- **PROVIDED DATA**
*** Block opens ***

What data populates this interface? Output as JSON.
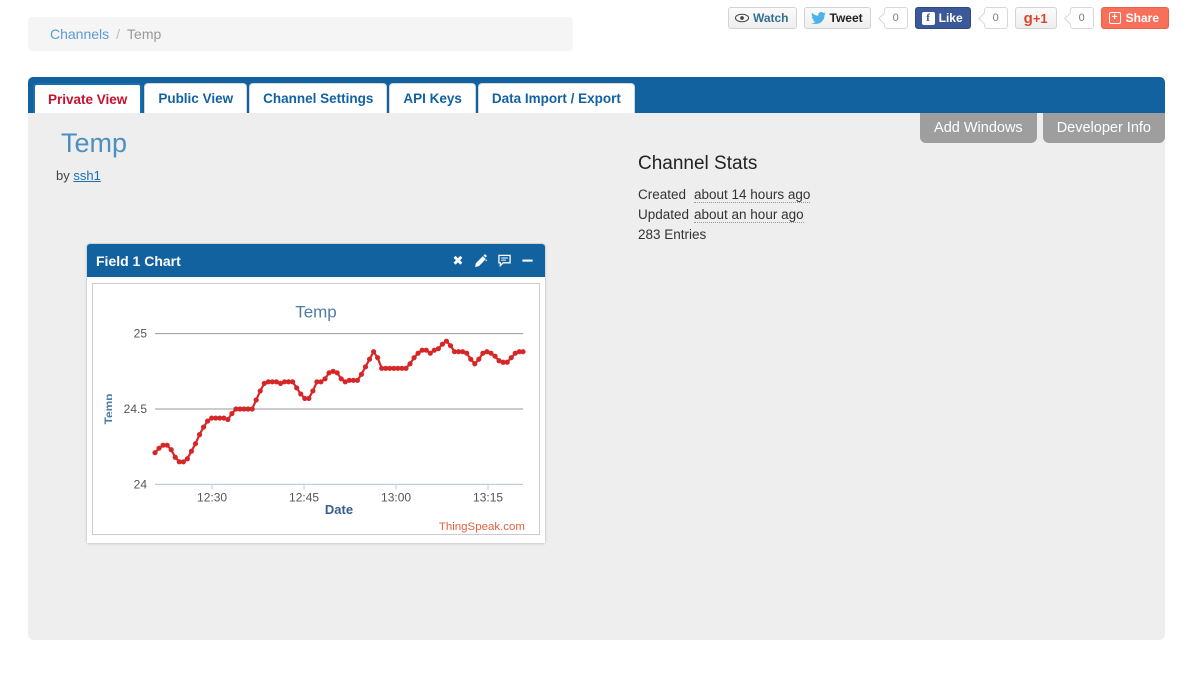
{
  "social": {
    "watch": {
      "label": "Watch",
      "icon": "eye-icon"
    },
    "tweet": {
      "label": "Tweet",
      "count": "0",
      "icon": "twitter-bird-icon"
    },
    "like": {
      "label": "Like",
      "count": "0",
      "icon": "facebook-f-icon",
      "color": "#3b5998"
    },
    "gplus": {
      "label": "+1",
      "glyph": "g",
      "count": "0",
      "color": "#d9452c"
    },
    "share": {
      "label": "Share",
      "icon": "plus-box-icon",
      "color": "#f9705a"
    }
  },
  "breadcrumb": {
    "root": "Channels",
    "separator": "/",
    "current": "Temp"
  },
  "tabs": [
    {
      "label": "Private View",
      "active": true
    },
    {
      "label": "Public View",
      "active": false
    },
    {
      "label": "Channel Settings",
      "active": false
    },
    {
      "label": "API Keys",
      "active": false
    },
    {
      "label": "Data Import / Export",
      "active": false
    }
  ],
  "toolbar": {
    "add_windows": "Add Windows",
    "developer_info": "Developer Info"
  },
  "channel": {
    "title": "Temp",
    "by_prefix": "by",
    "author": "ssh1"
  },
  "stats": {
    "heading": "Channel Stats",
    "created_label": "Created",
    "created_value": "about 14 hours ago",
    "updated_label": "Updated",
    "updated_value": "about an hour ago",
    "entries": "283 Entries"
  },
  "widget": {
    "title": "Field 1 Chart",
    "icons": {
      "close": "✖",
      "edit": "✎",
      "annotate": "⌲",
      "minimize": "—"
    }
  },
  "chart_data": {
    "type": "line",
    "title": "Temp",
    "xlabel": "Date",
    "ylabel": "Temp",
    "watermark": "ThingSpeak.com",
    "line_color": "#d62728",
    "grid": true,
    "ylim": [
      24,
      25
    ],
    "yticks": [
      24,
      24.5,
      25
    ],
    "ytick_labels": [
      "24",
      "24.5",
      "25"
    ],
    "xticks": [
      "12:30",
      "12:45",
      "13:00",
      "13:15"
    ],
    "xtick_positions": [
      0.155,
      0.405,
      0.655,
      0.905
    ],
    "xlim_labels": [
      "12:22",
      "13:22"
    ],
    "x": [
      0.0,
      0.011,
      0.022,
      0.033,
      0.044,
      0.055,
      0.066,
      0.077,
      0.088,
      0.099,
      0.11,
      0.121,
      0.132,
      0.143,
      0.154,
      0.165,
      0.176,
      0.187,
      0.198,
      0.209,
      0.22,
      0.231,
      0.242,
      0.253,
      0.264,
      0.275,
      0.286,
      0.297,
      0.308,
      0.319,
      0.33,
      0.341,
      0.352,
      0.363,
      0.374,
      0.385,
      0.396,
      0.407,
      0.418,
      0.429,
      0.44,
      0.451,
      0.462,
      0.473,
      0.484,
      0.495,
      0.506,
      0.517,
      0.528,
      0.539,
      0.55,
      0.561,
      0.572,
      0.583,
      0.594,
      0.605,
      0.616,
      0.627,
      0.638,
      0.649,
      0.66,
      0.671,
      0.682,
      0.693,
      0.704,
      0.715,
      0.726,
      0.737,
      0.748,
      0.759,
      0.77,
      0.781,
      0.792,
      0.803,
      0.814,
      0.825,
      0.836,
      0.847,
      0.858,
      0.869,
      0.88,
      0.891,
      0.902,
      0.913,
      0.924,
      0.935,
      0.946,
      0.957,
      0.968,
      0.979,
      0.99,
      1.0
    ],
    "values": [
      24.21,
      24.24,
      24.26,
      24.26,
      24.23,
      24.18,
      24.15,
      24.15,
      24.17,
      24.22,
      24.27,
      24.33,
      24.38,
      24.42,
      24.44,
      24.44,
      24.44,
      24.44,
      24.43,
      24.47,
      24.5,
      24.5,
      24.5,
      24.5,
      24.5,
      24.56,
      24.62,
      24.67,
      24.68,
      24.68,
      24.68,
      24.67,
      24.68,
      24.68,
      24.68,
      24.64,
      24.6,
      24.57,
      24.57,
      24.62,
      24.68,
      24.68,
      24.7,
      24.74,
      24.75,
      24.74,
      24.7,
      24.68,
      24.69,
      24.69,
      24.69,
      24.73,
      24.78,
      24.83,
      24.88,
      24.84,
      24.77,
      24.77,
      24.77,
      24.77,
      24.77,
      24.77,
      24.77,
      24.8,
      24.84,
      24.87,
      24.89,
      24.89,
      24.87,
      24.89,
      24.9,
      24.93,
      24.95,
      24.92,
      24.88,
      24.88,
      24.88,
      24.87,
      24.83,
      24.8,
      24.83,
      24.87,
      24.88,
      24.87,
      24.85,
      24.82,
      24.81,
      24.81,
      24.84,
      24.87,
      24.88,
      24.88
    ]
  }
}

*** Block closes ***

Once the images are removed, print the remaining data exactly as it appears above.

- **RESULT FOR THIS EXERCISE**
What data populates this interface? Output as JSON.
{
  "social": {
    "watch": {
      "label": "Watch",
      "icon": "eye-icon"
    },
    "tweet": {
      "label": "Tweet",
      "count": "0",
      "icon": "twitter-bird-icon"
    },
    "like": {
      "label": "Like",
      "count": "0",
      "icon": "facebook-f-icon",
      "color": "#3b5998"
    },
    "gplus": {
      "label": "+1",
      "glyph": "g",
      "count": "0",
      "color": "#d9452c"
    },
    "share": {
      "label": "Share",
      "icon": "plus-box-icon",
      "color": "#f9705a"
    }
  },
  "breadcrumb": {
    "root": "Channels",
    "separator": "/",
    "current": "Temp"
  },
  "tabs": [
    {
      "label": "Private View",
      "active": true
    },
    {
      "label": "Public View",
      "active": false
    },
    {
      "label": "Channel Settings",
      "active": false
    },
    {
      "label": "API Keys",
      "active": false
    },
    {
      "label": "Data Import / Export",
      "active": false
    }
  ],
  "toolbar": {
    "add_windows": "Add Windows",
    "developer_info": "Developer Info"
  },
  "channel": {
    "title": "Temp",
    "by_prefix": "by",
    "author": "ssh1"
  },
  "stats": {
    "heading": "Channel Stats",
    "created_label": "Created",
    "created_value": "about 14 hours ago",
    "updated_label": "Updated",
    "updated_value": "about an hour ago",
    "entries": "283 Entries"
  },
  "widget": {
    "title": "Field 1 Chart",
    "icons": {
      "close": "✖",
      "edit": "✎",
      "annotate": "⌲",
      "minimize": "—"
    }
  },
  "chart_data": {
    "type": "line",
    "title": "Temp",
    "xlabel": "Date",
    "ylabel": "Temp",
    "watermark": "ThingSpeak.com",
    "line_color": "#d62728",
    "grid": true,
    "ylim": [
      24,
      25
    ],
    "yticks": [
      24,
      24.5,
      25
    ],
    "ytick_labels": [
      "24",
      "24.5",
      "25"
    ],
    "xticks": [
      "12:30",
      "12:45",
      "13:00",
      "13:15"
    ],
    "xtick_positions": [
      0.155,
      0.405,
      0.655,
      0.905
    ],
    "xlim_labels": [
      "12:22",
      "13:22"
    ],
    "x": [
      0.0,
      0.011,
      0.022,
      0.033,
      0.044,
      0.055,
      0.066,
      0.077,
      0.088,
      0.099,
      0.11,
      0.121,
      0.132,
      0.143,
      0.154,
      0.165,
      0.176,
      0.187,
      0.198,
      0.209,
      0.22,
      0.231,
      0.242,
      0.253,
      0.264,
      0.275,
      0.286,
      0.297,
      0.308,
      0.319,
      0.33,
      0.341,
      0.352,
      0.363,
      0.374,
      0.385,
      0.396,
      0.407,
      0.418,
      0.429,
      0.44,
      0.451,
      0.462,
      0.473,
      0.484,
      0.495,
      0.506,
      0.517,
      0.528,
      0.539,
      0.55,
      0.561,
      0.572,
      0.583,
      0.594,
      0.605,
      0.616,
      0.627,
      0.638,
      0.649,
      0.66,
      0.671,
      0.682,
      0.693,
      0.704,
      0.715,
      0.726,
      0.737,
      0.748,
      0.759,
      0.77,
      0.781,
      0.792,
      0.803,
      0.814,
      0.825,
      0.836,
      0.847,
      0.858,
      0.869,
      0.88,
      0.891,
      0.902,
      0.913,
      0.924,
      0.935,
      0.946,
      0.957,
      0.968,
      0.979,
      0.99,
      1.0
    ],
    "values": [
      24.21,
      24.24,
      24.26,
      24.26,
      24.23,
      24.18,
      24.15,
      24.15,
      24.17,
      24.22,
      24.27,
      24.33,
      24.38,
      24.42,
      24.44,
      24.44,
      24.44,
      24.44,
      24.43,
      24.47,
      24.5,
      24.5,
      24.5,
      24.5,
      24.5,
      24.56,
      24.62,
      24.67,
      24.68,
      24.68,
      24.68,
      24.67,
      24.68,
      24.68,
      24.68,
      24.64,
      24.6,
      24.57,
      24.57,
      24.62,
      24.68,
      24.68,
      24.7,
      24.74,
      24.75,
      24.74,
      24.7,
      24.68,
      24.69,
      24.69,
      24.69,
      24.73,
      24.78,
      24.83,
      24.88,
      24.84,
      24.77,
      24.77,
      24.77,
      24.77,
      24.77,
      24.77,
      24.77,
      24.8,
      24.84,
      24.87,
      24.89,
      24.89,
      24.87,
      24.89,
      24.9,
      24.93,
      24.95,
      24.92,
      24.88,
      24.88,
      24.88,
      24.87,
      24.83,
      24.8,
      24.83,
      24.87,
      24.88,
      24.87,
      24.85,
      24.82,
      24.81,
      24.81,
      24.84,
      24.87,
      24.88,
      24.88
    ]
  }
}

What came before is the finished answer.